Passwords with C#@ra(+3r$!
- Pro: Adding numbers, characters, and symbols increase the possible combinations and decrease the simplicity of 123456 or passw0rd. Some people use online password generators, which is okay because the website doesn’t know how or if you use it.
- Con: Complex passwords are so unusual that they’re often saved elsewhere, listed in word processor or spreadsheet document.
The Pro these “tips” share: Password strength. Password cracking and brute-force attacks are less effective and more difficult with a variety of strong passwords compared to any use of abc123, password1, and 654321.
The Con these “tips” share: Password inventory.

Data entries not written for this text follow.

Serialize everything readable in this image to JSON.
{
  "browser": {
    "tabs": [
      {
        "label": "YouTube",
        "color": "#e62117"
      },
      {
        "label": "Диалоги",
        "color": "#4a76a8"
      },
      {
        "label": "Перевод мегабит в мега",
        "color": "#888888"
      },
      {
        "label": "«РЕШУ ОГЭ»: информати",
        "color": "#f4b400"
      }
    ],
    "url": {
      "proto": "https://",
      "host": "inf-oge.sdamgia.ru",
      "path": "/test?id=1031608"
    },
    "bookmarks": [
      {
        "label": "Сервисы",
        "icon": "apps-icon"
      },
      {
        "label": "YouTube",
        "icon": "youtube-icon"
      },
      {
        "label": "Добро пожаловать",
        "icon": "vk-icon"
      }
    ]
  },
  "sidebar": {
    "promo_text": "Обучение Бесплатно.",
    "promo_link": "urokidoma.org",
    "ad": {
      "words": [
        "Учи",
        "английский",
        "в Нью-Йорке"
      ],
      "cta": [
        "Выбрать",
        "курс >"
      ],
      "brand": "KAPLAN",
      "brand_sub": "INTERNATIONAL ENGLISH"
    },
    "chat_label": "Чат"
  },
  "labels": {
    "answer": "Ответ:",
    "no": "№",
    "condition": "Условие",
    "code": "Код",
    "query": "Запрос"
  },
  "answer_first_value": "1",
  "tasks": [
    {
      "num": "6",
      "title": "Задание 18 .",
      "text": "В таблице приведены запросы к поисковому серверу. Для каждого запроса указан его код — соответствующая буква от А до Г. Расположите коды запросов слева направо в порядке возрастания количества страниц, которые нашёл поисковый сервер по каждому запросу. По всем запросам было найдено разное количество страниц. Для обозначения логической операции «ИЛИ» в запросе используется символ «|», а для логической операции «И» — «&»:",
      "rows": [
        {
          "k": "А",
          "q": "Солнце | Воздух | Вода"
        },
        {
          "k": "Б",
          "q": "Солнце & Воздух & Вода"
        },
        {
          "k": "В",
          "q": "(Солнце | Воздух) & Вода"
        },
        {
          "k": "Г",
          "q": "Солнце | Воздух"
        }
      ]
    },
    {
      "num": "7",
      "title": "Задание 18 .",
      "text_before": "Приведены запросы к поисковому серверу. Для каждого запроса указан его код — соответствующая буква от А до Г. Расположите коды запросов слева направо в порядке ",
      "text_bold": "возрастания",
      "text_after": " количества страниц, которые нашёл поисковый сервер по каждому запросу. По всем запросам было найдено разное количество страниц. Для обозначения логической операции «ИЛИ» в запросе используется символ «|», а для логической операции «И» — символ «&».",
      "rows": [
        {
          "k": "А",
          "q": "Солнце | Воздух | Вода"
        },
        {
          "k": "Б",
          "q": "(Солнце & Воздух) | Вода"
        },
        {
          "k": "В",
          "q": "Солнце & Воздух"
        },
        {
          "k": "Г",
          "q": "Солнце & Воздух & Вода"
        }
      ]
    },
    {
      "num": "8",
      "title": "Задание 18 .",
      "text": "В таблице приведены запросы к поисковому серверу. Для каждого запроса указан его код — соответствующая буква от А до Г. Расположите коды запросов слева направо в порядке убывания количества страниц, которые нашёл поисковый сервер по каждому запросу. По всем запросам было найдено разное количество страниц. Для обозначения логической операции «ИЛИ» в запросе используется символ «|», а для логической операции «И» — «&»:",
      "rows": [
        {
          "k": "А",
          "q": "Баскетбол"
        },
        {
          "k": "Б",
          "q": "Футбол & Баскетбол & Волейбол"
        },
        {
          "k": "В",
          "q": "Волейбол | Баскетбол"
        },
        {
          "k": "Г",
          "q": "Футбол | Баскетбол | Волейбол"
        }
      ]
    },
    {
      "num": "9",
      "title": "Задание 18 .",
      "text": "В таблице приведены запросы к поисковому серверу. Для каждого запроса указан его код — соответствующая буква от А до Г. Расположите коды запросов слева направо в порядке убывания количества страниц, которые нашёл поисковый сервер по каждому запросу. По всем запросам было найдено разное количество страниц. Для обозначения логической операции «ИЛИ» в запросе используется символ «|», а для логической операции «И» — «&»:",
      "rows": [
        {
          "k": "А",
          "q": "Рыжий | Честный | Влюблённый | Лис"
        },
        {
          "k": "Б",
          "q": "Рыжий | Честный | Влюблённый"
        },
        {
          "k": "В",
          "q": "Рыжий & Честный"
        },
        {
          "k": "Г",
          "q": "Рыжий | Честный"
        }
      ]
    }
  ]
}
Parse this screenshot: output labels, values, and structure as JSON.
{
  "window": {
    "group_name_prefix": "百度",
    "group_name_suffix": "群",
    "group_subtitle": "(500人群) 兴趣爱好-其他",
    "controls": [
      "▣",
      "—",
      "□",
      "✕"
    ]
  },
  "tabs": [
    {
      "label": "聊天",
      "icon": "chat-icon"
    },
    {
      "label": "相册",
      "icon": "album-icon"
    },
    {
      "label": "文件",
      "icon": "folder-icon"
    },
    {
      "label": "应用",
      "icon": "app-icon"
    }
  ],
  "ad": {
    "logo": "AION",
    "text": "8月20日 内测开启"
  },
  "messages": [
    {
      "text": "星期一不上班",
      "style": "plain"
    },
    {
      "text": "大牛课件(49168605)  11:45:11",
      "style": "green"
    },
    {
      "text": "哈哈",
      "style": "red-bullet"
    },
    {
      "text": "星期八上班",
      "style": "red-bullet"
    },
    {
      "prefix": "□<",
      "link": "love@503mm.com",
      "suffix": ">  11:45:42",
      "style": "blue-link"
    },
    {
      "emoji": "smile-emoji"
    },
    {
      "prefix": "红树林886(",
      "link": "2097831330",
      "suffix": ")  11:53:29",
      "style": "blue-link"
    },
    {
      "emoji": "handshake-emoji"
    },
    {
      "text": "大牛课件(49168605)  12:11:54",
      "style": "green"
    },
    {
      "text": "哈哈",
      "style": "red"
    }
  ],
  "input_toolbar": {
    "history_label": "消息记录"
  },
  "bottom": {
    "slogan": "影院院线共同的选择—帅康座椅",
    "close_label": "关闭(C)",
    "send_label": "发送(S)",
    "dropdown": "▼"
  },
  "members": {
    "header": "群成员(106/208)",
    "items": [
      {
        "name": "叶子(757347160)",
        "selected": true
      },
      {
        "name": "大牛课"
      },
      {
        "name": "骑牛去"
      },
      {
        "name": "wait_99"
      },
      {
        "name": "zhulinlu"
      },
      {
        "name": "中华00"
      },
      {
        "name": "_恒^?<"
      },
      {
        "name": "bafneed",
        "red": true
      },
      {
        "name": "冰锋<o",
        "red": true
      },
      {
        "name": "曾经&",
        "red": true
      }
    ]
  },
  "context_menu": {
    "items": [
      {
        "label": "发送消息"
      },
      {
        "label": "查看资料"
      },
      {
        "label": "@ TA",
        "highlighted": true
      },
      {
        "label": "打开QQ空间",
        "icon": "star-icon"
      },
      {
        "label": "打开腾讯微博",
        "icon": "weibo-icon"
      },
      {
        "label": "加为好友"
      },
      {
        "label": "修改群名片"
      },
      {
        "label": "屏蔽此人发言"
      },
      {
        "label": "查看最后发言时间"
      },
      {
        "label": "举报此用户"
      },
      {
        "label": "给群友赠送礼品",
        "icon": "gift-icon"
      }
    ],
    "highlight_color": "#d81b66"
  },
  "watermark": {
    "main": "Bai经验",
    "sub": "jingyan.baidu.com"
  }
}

The more you update your passwords… The more passwords you have… The more creative and bizarre your passwords are… The less likely you’ll remember them. To overcome this obstacle, people store their credentials in a word processor or spreadsheet document. One intrusion and those passwords lose the security they were meant to keep.
Suggestions for Creating a Strong Password
In an effort to rid the world of weak passwords, we hope you get inspired for a new password beyond consecutive letters and numbers. You can always use a mixture if your ideas are on the shorter side, such as LeoTea or BlueCher. Again, Telecom Listings cannot promise and will not guarantee that these ideas will prevent anything; we simply want to discourage the use of the top 49 passwords.
- Use a family member or friend instead of yourself
- Astrological sign or Zodiac symbol
- Beverage, flavor, or scent
- Color or pattern
- Last name of: actor, artist, athlete, author, designer, fictional character
- Use dates that you shouldn’t forget but always do
- Phone number digits (first three; last four; area code of another city)
- Enter at the beginning (0229abc instead of abc0229) or in the middle (Leo0229Tea)
- Bookend dates (02abc29 for February 29)
You can only do so much, so do what you can
The Reality: If a hacker wants LinkedIn’s database and succeeds, you can’t prevent it because the servers and information belong to LinkedIn. What you can prevent is your own servers, database, and information.